Placental morphology and the prediction of underlying Cardio
Pre-eclampsia is associated with an increased risk of future cardiovascular disease. Maladaptive vascularization in preeclamptic placentas linked to endothelial dysfunction. Placental morphology measurements may be a marker of future maternal cardiovascular disease risk.

The purpose of this study was to investigate the relationship between placental size and cardiovascular risk when assessed at six months postpartum in women who experienced pre-eclampsia.

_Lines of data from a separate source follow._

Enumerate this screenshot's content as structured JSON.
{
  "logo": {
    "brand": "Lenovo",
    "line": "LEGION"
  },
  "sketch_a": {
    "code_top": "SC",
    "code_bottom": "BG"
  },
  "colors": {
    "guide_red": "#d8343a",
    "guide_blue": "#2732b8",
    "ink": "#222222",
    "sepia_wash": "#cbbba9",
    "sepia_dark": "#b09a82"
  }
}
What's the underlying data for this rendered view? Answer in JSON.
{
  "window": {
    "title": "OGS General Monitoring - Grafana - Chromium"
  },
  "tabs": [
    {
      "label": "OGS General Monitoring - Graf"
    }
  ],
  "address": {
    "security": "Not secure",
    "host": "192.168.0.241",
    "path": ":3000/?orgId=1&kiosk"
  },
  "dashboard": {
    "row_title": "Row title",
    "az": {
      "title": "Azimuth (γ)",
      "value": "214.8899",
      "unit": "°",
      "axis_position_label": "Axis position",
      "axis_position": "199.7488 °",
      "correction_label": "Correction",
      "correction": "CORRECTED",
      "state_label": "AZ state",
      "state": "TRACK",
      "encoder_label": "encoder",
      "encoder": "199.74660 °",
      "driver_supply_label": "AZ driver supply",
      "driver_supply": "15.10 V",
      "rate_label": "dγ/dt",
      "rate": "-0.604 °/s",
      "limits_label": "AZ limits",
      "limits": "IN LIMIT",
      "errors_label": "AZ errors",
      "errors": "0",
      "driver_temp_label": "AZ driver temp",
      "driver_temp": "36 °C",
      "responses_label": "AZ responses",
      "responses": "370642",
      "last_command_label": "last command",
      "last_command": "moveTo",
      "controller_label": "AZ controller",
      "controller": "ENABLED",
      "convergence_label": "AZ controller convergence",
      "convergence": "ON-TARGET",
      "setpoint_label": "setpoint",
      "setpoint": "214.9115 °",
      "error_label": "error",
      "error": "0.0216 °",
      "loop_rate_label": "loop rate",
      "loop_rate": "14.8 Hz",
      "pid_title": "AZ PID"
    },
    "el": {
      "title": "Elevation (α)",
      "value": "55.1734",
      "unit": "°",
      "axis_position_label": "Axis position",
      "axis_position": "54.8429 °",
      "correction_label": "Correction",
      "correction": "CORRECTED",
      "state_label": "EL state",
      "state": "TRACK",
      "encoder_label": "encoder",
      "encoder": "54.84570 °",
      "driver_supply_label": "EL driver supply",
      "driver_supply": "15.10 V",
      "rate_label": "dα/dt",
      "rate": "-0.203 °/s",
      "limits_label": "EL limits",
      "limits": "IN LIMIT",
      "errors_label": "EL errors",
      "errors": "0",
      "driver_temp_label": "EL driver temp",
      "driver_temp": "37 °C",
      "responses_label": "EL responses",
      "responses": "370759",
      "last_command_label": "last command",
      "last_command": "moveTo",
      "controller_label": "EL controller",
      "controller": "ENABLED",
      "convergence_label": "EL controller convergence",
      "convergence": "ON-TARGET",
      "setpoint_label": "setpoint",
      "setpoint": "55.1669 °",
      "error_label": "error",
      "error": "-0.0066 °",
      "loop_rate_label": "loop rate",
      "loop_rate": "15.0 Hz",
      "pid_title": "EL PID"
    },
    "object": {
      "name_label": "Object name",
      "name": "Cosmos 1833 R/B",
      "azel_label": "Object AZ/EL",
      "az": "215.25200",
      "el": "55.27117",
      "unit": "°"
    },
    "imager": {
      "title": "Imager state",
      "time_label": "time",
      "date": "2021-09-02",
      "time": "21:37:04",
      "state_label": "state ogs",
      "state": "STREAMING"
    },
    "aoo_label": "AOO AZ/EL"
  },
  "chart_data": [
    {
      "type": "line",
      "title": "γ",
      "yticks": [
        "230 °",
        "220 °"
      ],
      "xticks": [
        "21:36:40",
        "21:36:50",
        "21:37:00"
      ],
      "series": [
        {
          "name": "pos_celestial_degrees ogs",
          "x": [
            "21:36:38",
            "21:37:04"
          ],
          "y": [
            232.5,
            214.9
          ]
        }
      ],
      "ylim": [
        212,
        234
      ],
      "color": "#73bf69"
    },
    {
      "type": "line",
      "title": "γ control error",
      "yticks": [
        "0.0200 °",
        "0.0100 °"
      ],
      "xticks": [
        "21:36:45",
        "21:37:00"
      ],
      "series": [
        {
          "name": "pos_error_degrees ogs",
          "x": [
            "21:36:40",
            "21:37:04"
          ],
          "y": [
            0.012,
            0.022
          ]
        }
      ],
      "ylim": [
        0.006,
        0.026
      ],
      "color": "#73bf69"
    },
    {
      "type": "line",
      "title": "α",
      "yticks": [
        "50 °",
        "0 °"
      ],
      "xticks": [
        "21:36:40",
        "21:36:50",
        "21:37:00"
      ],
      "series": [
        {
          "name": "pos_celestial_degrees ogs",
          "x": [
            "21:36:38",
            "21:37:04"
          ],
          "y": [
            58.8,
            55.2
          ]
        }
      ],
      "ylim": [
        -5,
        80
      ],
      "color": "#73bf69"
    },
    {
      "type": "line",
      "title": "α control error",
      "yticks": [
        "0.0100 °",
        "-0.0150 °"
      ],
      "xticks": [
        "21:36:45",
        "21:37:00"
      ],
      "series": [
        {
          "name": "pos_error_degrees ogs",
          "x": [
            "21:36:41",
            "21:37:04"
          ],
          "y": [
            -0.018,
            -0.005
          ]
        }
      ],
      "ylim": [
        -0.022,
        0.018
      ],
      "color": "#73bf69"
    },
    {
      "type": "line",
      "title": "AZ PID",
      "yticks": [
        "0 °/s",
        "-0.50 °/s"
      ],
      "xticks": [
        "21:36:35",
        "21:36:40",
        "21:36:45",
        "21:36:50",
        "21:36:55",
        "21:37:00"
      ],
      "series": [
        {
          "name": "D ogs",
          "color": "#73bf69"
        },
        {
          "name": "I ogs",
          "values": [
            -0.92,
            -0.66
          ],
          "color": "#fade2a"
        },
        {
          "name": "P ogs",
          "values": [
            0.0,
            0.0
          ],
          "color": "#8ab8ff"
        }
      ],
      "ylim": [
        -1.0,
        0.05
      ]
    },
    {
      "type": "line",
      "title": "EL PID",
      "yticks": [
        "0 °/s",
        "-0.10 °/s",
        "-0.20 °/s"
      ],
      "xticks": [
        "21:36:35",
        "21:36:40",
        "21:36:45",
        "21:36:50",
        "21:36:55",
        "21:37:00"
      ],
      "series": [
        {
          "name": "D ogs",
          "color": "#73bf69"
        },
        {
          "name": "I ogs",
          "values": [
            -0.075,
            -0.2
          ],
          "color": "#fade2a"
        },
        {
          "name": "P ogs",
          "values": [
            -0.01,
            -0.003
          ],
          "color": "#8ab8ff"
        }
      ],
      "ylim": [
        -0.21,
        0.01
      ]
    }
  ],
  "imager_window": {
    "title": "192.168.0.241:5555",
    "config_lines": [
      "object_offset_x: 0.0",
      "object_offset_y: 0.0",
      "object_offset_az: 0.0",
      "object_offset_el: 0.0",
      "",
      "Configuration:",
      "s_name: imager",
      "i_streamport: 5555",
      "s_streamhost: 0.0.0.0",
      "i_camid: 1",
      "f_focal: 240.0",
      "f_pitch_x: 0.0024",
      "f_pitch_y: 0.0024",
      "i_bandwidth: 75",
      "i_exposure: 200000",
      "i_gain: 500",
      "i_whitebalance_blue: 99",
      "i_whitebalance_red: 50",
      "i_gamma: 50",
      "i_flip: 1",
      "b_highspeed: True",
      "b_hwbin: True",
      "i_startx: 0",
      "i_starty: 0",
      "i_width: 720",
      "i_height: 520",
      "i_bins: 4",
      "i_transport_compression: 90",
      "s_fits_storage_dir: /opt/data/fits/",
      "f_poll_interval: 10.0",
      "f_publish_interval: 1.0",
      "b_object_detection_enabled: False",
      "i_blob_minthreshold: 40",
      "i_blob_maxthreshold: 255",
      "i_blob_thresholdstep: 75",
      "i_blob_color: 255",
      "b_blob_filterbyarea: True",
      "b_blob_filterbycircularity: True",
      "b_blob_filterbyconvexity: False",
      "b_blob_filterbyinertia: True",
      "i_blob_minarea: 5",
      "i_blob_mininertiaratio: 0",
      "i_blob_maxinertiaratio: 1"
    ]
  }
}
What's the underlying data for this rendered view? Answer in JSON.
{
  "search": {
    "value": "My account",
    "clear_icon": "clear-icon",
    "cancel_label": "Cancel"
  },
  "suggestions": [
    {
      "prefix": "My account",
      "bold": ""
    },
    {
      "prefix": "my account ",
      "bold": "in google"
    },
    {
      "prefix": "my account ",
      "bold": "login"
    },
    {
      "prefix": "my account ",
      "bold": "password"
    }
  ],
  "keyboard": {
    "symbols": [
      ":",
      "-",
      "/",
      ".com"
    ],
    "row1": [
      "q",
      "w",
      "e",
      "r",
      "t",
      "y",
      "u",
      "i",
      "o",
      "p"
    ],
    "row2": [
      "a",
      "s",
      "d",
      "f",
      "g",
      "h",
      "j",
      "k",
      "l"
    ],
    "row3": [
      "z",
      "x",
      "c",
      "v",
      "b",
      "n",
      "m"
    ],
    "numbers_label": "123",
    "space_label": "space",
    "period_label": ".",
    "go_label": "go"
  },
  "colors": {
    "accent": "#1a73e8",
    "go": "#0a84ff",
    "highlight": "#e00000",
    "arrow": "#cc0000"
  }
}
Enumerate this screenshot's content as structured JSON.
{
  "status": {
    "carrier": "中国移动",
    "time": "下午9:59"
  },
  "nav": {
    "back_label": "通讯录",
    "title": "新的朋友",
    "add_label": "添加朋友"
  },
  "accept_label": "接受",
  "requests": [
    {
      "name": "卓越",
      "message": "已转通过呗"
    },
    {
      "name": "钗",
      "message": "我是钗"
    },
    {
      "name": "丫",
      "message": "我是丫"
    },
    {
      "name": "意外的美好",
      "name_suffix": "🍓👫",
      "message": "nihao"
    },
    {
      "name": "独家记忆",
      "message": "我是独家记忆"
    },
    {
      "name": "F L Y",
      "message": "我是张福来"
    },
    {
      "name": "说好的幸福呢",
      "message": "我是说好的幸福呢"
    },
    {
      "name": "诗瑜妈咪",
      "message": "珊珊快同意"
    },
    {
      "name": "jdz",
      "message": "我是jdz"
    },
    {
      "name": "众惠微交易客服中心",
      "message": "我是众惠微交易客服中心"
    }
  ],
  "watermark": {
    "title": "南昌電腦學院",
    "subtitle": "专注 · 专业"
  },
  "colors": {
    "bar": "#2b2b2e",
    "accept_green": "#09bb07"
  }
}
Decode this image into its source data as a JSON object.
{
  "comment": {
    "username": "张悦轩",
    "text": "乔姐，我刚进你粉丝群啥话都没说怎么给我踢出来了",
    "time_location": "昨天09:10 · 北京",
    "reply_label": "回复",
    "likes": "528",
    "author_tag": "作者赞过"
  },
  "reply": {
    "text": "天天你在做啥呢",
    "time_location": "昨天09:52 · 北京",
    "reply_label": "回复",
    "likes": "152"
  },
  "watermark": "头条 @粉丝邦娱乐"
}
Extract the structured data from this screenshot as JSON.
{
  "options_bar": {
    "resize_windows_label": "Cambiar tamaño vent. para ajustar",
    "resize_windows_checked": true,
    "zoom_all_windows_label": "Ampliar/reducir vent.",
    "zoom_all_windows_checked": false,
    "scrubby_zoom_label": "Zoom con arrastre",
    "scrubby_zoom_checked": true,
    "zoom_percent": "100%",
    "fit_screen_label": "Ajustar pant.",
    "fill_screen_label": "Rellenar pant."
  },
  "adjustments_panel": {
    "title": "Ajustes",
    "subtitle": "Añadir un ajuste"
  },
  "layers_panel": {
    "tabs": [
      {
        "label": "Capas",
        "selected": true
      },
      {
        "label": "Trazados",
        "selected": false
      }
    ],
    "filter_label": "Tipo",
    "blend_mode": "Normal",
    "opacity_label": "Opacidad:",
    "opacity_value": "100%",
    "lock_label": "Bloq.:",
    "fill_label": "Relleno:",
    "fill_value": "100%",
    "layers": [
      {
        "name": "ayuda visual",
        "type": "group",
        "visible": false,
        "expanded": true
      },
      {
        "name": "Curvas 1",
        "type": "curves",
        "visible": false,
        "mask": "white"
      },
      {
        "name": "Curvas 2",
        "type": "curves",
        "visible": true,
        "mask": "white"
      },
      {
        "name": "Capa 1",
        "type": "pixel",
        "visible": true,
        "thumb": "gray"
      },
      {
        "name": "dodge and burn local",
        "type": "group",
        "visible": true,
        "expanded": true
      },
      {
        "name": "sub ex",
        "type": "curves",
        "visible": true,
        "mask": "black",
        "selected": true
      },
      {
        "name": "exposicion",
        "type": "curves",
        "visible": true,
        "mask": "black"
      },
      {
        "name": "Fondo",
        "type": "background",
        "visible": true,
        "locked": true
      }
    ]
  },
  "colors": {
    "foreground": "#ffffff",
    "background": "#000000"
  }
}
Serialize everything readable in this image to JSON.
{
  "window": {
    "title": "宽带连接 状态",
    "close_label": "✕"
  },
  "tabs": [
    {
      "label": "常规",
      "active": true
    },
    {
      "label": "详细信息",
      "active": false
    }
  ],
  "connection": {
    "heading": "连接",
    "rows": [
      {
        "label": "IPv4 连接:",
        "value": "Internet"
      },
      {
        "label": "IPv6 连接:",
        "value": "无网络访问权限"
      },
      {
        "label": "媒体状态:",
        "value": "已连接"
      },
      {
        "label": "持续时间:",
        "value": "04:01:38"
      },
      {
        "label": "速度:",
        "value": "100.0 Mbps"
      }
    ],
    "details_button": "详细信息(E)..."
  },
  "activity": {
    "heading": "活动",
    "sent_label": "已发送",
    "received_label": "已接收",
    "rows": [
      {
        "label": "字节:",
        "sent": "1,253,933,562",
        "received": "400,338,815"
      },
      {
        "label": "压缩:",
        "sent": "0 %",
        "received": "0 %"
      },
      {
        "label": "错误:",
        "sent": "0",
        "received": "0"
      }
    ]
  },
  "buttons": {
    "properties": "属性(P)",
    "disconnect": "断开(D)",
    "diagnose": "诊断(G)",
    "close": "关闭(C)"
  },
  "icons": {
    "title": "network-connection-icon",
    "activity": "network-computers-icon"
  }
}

Maternal clinical and biochemical cardiovascular risk factors were used to categorize preeclamptic women into high vs. low lifetime cardiovascular disease risk profiles at six months postpartum. A multivariable logistic regression model was then used to identify the association between placental weight to birth weight ratio and high lifetime cardiovascular disease risk, adjusting for maternal age, pre-pregnancy BMI, and severity of pre-eclampsia. 186/216 women with pre-eclampsia met inclusion criteria.

--No significant differences were observed for placental morphometric measurements between women who screened as having a high vs. low lifetime risk profile for cardiovascular disease at six months postpartum.

--However, using multivariable modeling that controlled for maternal age, pre-pregnancy BMI, gestational age at delivery, and severity of pre-eclampsia, a low placenta to birth weight ratio was associated with an increased odds of high lifetime cardiovascular disease risk.

The findings of the current study identify clinical measurements that can be collected at the time of delivery which may help identify specific women who may benefit most from postpartum cardiovascular risk screening and intervention.

European Journal of Obstetrics & Gynecology and Reproductive Biology